World Building: Which Myths Inspired The God Chronicles?
The Ancient Greeks were natural story tellers. The epic sagas they shared have lasted through the years, inspiring many word weavers. And why wouldn't they? The stories that built the foundation of Greece are ones of love, betrayal, power, misery, and so much more. They have everything a good story needs!
I've shared what originally gave me the idea for Zeus. Ironically, it was Thor that made me think of it, and my husband suggested Zeus be the main character of the baby of an idea I had. The thought immediately stuck, and I dove into a world of myths, studying and falling in love with the tales laid out before me.
Poor Thor, he thought he was getting a book and then it was taken away :(
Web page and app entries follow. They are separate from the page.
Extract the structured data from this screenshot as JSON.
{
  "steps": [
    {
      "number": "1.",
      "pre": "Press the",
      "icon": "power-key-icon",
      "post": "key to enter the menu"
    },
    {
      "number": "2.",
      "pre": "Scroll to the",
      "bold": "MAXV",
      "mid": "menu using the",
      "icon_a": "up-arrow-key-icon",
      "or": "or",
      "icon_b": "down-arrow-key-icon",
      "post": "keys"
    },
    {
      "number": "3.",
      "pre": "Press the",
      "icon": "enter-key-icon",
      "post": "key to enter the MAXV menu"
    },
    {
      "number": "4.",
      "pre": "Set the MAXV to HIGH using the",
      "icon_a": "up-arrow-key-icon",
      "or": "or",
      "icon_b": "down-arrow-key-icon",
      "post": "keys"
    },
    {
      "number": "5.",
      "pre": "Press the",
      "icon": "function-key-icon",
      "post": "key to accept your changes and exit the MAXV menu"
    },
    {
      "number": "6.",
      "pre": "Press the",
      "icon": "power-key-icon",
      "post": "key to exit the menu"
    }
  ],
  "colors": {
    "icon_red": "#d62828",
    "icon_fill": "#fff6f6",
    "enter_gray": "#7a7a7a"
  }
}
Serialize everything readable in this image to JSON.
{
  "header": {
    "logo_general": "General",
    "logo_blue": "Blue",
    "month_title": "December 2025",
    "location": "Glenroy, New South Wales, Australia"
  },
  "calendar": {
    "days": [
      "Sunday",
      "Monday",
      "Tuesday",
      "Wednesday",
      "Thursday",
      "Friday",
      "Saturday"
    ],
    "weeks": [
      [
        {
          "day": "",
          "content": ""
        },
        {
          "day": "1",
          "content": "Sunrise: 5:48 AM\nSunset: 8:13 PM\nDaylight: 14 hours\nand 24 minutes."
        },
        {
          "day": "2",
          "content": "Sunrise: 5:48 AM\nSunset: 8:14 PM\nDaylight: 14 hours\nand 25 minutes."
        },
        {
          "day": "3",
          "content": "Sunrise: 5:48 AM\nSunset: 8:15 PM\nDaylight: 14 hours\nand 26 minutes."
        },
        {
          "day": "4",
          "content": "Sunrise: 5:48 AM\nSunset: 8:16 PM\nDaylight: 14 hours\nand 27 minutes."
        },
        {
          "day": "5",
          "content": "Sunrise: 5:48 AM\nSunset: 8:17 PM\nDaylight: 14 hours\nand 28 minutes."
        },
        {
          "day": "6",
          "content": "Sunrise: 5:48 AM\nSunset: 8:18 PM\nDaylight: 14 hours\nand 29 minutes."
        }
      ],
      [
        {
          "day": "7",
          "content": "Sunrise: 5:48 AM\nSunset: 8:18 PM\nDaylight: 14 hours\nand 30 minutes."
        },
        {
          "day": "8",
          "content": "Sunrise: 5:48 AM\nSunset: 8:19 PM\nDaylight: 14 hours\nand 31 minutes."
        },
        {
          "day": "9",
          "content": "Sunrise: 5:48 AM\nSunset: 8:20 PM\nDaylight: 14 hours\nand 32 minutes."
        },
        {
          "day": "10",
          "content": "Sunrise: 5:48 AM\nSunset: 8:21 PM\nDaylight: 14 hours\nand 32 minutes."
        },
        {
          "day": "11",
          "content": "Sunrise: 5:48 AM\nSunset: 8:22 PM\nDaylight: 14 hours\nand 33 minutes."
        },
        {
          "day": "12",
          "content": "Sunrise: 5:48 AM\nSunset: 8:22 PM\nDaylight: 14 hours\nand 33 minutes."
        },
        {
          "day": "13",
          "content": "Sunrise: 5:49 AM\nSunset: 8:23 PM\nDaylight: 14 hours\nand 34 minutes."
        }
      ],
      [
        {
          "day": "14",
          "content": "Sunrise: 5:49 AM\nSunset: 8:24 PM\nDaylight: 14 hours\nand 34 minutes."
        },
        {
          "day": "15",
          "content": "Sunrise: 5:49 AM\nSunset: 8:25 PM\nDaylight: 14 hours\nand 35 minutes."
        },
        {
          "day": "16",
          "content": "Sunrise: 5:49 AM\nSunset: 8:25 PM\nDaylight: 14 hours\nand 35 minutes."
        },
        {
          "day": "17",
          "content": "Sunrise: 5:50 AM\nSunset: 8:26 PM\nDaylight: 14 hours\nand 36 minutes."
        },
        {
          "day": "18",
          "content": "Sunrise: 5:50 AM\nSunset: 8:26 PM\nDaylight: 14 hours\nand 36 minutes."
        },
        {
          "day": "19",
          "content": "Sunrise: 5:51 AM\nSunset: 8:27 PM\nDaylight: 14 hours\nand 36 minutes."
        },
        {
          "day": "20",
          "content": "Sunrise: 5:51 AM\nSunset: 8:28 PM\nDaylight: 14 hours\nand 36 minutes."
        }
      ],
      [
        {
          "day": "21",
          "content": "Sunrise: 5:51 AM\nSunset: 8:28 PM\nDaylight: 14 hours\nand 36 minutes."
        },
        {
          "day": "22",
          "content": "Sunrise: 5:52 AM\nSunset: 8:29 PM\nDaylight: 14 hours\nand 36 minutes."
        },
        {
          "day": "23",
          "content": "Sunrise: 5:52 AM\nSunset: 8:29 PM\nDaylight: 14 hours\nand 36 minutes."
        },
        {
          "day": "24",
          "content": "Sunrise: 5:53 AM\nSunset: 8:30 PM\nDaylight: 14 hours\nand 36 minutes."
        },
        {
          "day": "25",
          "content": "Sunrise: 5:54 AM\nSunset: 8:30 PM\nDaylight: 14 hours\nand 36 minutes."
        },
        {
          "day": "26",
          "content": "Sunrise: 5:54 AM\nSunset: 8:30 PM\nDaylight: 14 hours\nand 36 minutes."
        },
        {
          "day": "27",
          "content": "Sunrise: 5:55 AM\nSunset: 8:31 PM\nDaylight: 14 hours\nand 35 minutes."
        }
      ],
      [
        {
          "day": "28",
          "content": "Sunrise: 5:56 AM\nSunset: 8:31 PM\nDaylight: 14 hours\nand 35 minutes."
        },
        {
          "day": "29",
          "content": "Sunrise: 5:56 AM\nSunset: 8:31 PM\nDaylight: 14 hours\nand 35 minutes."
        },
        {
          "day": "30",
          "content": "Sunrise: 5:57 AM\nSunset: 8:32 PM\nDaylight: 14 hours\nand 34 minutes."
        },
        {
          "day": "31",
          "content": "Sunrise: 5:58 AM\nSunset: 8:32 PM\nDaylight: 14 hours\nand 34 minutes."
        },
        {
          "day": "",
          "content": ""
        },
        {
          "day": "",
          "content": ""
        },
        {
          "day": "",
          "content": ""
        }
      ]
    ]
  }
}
I read about oaths made on the River Styx, the Fates and their twisted sense of aid, banishment, uprisings, wars, and everything between. It seemed that my entire house was covered with notes on what I wanted to use, books sitting around each room with sticky notes peeking out from the pages.
Oh, so good!
However, not everything I read made it into the story, and some of the traditional views were changed to fit the story lines I wanted (a happy perk of being the author; I do what I want! Within reason, of course, LOL). One myth that has always stuck was Zeus's first clash with his father, Kronos. Here's my brief retelling of that story, as it exists in The God Chronicles universe. I hope you enjoy it!
Zeus was not always the lightning wielding, all powerful god that he is today. No, at the beginning of his life, he possessed only his strength and wit, along with the desire to overthrow his father, Kronos. You see, Kronos had swallowed all five of Zeus's older siblings, in an attempt to keep a coup from ever rising against him. However, Zeus's mother, Rhea became angry with her husband for taking her children from her in such a way. When Zeus was born, she spirited him away, giving Kronos a rock swaddled in a blanket in the baby's place, which he swallowed without even looking at.
Over time, Zeus grew into a brave young man. With the teachings of the nymphs and his grandmother, Gaea, his wit became its own force to be contended with. He knew he would need more than strength and brains to take down his father and save his siblings, though.
Under the counsel of his grandmother, Zeus ventured into Tartarus, the prison of the Titans. Armed only with a plain sword, he battled the guards, defeating them in only a few moments. As soon as his victory was certain, he released the Cyclopes from their cells, where Kronos had locked them away, and his father before him.
Thankful for their release and full of hatred for Kronos, the three brothers forged Zeus a lightning bolt, granting him the power to control the element at his own will. Pledging their loyalty, the Cyclopes departed into the world, free beings at last.
Armed with his new power, Zeus went straight to Olympus, challenging Kronos outright. They battled fiercely, until Zeus gained the upper hand and cut his father open. One by one, he pulled his siblings from their father's stomach. Much to his delight, the gods had grown while in their confinement. They were finally reunited and ready to take down the remaining Titans.
Kronos, injured but not dead, was locked in his own prison with his Titan siblings. An eternity of rotting in purgatory awaited the generation that had preceded the Olympians.
At least, the Olympians had believed the Titans would be held forever. History would prove that such a fate would never occur.
I have greatly enjoyed working myths into my writing, as well as crafting my own to help build the world! The last title in The God Chronicles, Exoria, will be releasing soon. I have a sneaking suspicion that I will be very sad to see my mythological journey reach its end. There will always be more myths for me to discover though, and more of Ancient Greece for me to fall in love with. I know I'll be very happy discovering it all along the way. Until next time!
P.S. I like gifs, so sue me ;-P